SUPPLIED DATA »
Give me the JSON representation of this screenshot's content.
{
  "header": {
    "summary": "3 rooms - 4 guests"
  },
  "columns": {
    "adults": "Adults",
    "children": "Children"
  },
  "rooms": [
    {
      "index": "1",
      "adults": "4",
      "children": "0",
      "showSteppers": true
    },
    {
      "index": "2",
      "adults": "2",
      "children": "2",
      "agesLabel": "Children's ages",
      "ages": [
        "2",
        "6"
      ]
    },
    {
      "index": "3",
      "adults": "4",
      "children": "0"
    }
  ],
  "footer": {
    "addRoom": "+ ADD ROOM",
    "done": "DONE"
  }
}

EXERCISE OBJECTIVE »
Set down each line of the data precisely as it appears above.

RESPONSE TO THE TASK »
Give me the JSON representation of this screenshot's content.
{
  "header": {
    "summary": "3 rooms - 4 guests"
  },
  "columns": {
    "adults": "Adults",
    "children": "Children"
  },
  "rooms": [
    {
      "index": "1",
      "adults": "4",
      "children": "0",
      "showSteppers": true
    },
    {
      "index": "2",
      "adults": "2",
      "children": "2",
      "agesLabel": "Children's ages",
      "ages": [
        "2",
        "6"
      ]
    },
    {
      "index": "3",
      "adults": "4",
      "children": "0"
    }
  ],
  "footer": {
    "addRoom": "+ ADD ROOM",
    "done": "DONE"
  }
}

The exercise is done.